====== Data extract ======

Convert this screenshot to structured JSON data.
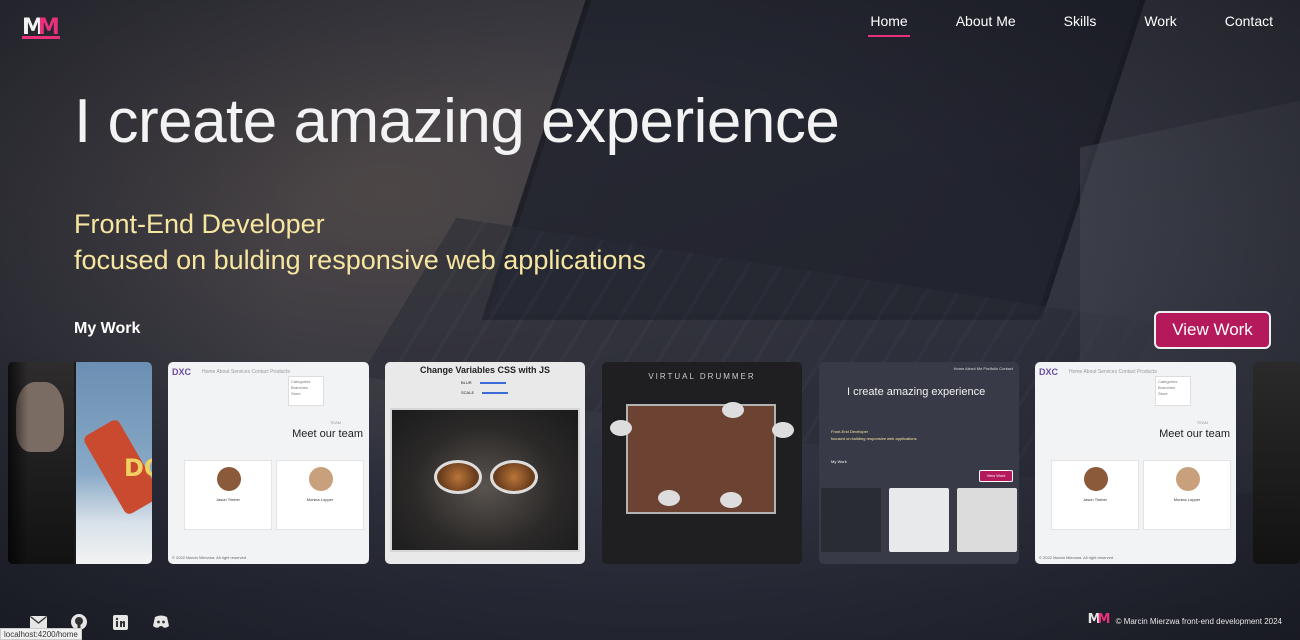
{
  "header": {
    "logo_letters": [
      "M",
      "M"
    ],
    "nav": [
      {
        "label": "Home",
        "active": true
      },
      {
        "label": "About Me",
        "active": false
      },
      {
        "label": "Skills",
        "active": false
      },
      {
        "label": "Work",
        "active": false
      },
      {
        "label": "Contact",
        "active": false
      }
    ]
  },
  "hero": {
    "title": "I create amazing experience",
    "subtitle_line1": "Front-End Developer",
    "subtitle_line2": "focused on bulding responsive web applications"
  },
  "work": {
    "heading": "My Work",
    "view_button": "View Work",
    "cards": {
      "c1": {
        "brand": "DXC",
        "nav": "Home   About   Services   Contact   Products",
        "menu": [
          "Categories",
          "Branches",
          "Store"
        ],
        "team_small": "TEAM",
        "team": "Meet our team",
        "person1": "Jason Timber",
        "person2": "Monica Lopper",
        "footer": "© 2022 Marcin Mierzwa. All right reserved"
      },
      "c2": {
        "title": "Change Variables CSS with JS",
        "slider1": "BLUR",
        "slider2": "SCALE"
      },
      "c3": {
        "title": "VIRTUAL DRUMMER"
      },
      "c4": {
        "nav": "Home   About Me   Portfolio   Contact",
        "title": "I create amazing experience",
        "sub1": "Front-End Developer",
        "sub2": "focused on building responsive web applications",
        "mywork": "My Work",
        "button": "View Work"
      },
      "c5": {
        "brand": "DXC",
        "nav": "Home   About   Services   Contact   Products",
        "menu": [
          "Categories",
          "Branches",
          "Store"
        ],
        "team_small": "TEAM",
        "team": "Meet our team",
        "person1": "Jason Timber",
        "person2": "Monica Lopper",
        "footer": "© 2022 Marcin Mierzwa. All right reserved"
      }
    }
  },
  "footer": {
    "social": [
      "mail-icon",
      "github-icon",
      "linkedin-icon",
      "discord-icon"
    ],
    "copyright": "© Marcin Mierzwa front-end development 2024"
  },
  "status_bar": {
    "url": "localhost:4200/home"
  },
  "colors": {
    "accent": "#e8307c",
    "button": "#b3195b",
    "subtitle": "#f7e6a0"
  }
}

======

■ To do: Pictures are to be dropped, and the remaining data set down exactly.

■ Output for this task:
Convert this screenshot to structured JSON data.
{
  "header": {
    "logo_letters": [
      "M",
      "M"
    ],
    "nav": [
      {
        "label": "Home",
        "active": true
      },
      {
        "label": "About Me",
        "active": false
      },
      {
        "label": "Skills",
        "active": false
      },
      {
        "label": "Work",
        "active": false
      },
      {
        "label": "Contact",
        "active": false
      }
    ]
  },
  "hero": {
    "title": "I create amazing experience",
    "subtitle_line1": "Front-End Developer",
    "subtitle_line2": "focused on bulding responsive web applications"
  },
  "work": {
    "heading": "My Work",
    "view_button": "View Work",
    "cards": {
      "c1": {
        "brand": "DXC",
        "nav": "Home   About   Services   Contact   Products",
        "menu": [
          "Categories",
          "Branches",
          "Store"
        ],
        "team_small": "TEAM",
        "team": "Meet our team",
        "person1": "Jason Timber",
        "person2": "Monica Lopper",
        "footer": "© 2022 Marcin Mierzwa. All right reserved"
      },
      "c2": {
        "title": "Change Variables CSS with JS",
        "slider1": "BLUR",
        "slider2": "SCALE"
      },
      "c3": {
        "title": "VIRTUAL DRUMMER"
      },
      "c4": {
        "nav": "Home   About Me   Portfolio   Contact",
        "title": "I create amazing experience",
        "sub1": "Front-End Developer",
        "sub2": "focused on building responsive web applications",
        "mywork": "My Work",
        "button": "View Work"
      },
      "c5": {
        "brand": "DXC",
        "nav": "Home   About   Services   Contact   Products",
        "menu": [
          "Categories",
          "Branches",
          "Store"
        ],
        "team_small": "TEAM",
        "team": "Meet our team",
        "person1": "Jason Timber",
        "person2": "Monica Lopper",
        "footer": "© 2022 Marcin Mierzwa. All right reserved"
      }
    }
  },
  "footer": {
    "social": [
      "mail-icon",
      "github-icon",
      "linkedin-icon",
      "discord-icon"
    ],
    "copyright": "© Marcin Mierzwa front-end development 2024"
  },
  "status_bar": {
    "url": "localhost:4200/home"
  },
  "colors": {
    "accent": "#e8307c",
    "button": "#b3195b",
    "subtitle": "#f7e6a0"
  }
}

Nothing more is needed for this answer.